Massimo wrote in [OPE-L:3116]:
> It is obvious that Marx was ASSUMING v = 0 and I don't understand
> what all the fuss is about!
Other than Andrew, you are the first one on the list to have said Marx was
assuming v = 0.
It is *not at all* obvious to me -- or many others -- that Marx was
assuming that v = 0. Please explain.
Where does Marx *state* that he is *assuming* v = 0. Please show me.
Andrew has not shown me anything yet to support that proposition.
Why the fuss? What are the implications of assuming v = 0, Massimo? To
begin with, if v = 0, there is no wage labor or capital. If v = 0, s/v =
s/0. If v = 0 there can be no accumulation of capital. If v = 0 we no make
no meaningful statements about capitalism (since capitalism could not
exist if v = 0) or Marx (since Marx did *not* assume v = 0).
The "fuss" is about the relation of theory to the assumptions made in
mathematical models. The "fuss" is about formalizations that express

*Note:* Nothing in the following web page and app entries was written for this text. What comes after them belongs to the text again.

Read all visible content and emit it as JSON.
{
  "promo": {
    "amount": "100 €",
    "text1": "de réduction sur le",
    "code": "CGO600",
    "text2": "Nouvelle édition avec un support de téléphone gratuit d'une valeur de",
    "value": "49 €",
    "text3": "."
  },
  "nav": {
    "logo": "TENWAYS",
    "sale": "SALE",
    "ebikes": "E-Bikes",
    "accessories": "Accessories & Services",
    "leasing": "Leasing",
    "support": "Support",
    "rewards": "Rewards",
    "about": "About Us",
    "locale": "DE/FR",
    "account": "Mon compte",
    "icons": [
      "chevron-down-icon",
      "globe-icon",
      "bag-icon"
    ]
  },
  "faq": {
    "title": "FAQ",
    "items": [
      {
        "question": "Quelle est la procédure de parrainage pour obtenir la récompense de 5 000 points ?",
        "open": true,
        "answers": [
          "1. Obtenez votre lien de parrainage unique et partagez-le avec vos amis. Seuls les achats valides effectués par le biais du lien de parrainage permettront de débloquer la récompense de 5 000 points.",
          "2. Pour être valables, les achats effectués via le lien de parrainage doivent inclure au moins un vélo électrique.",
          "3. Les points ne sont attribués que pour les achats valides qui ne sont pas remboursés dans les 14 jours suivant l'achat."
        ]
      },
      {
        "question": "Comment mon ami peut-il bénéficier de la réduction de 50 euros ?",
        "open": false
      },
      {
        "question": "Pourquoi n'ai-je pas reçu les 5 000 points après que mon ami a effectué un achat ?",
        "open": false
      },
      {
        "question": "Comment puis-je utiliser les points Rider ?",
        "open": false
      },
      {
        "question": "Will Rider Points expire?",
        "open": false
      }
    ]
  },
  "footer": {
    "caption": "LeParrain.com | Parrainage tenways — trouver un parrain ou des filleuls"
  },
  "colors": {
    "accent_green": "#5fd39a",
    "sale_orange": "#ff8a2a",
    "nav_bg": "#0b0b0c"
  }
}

absurdities. If we assume absurdities, then all results that follow are
absurdities and have no relevance except in the special case of a critique
of an absurd "theory" where either v = 0 is assumed or where that "theory"
includes a claim for the v = 0 case.
In OPE-L Solidarity,
Jerry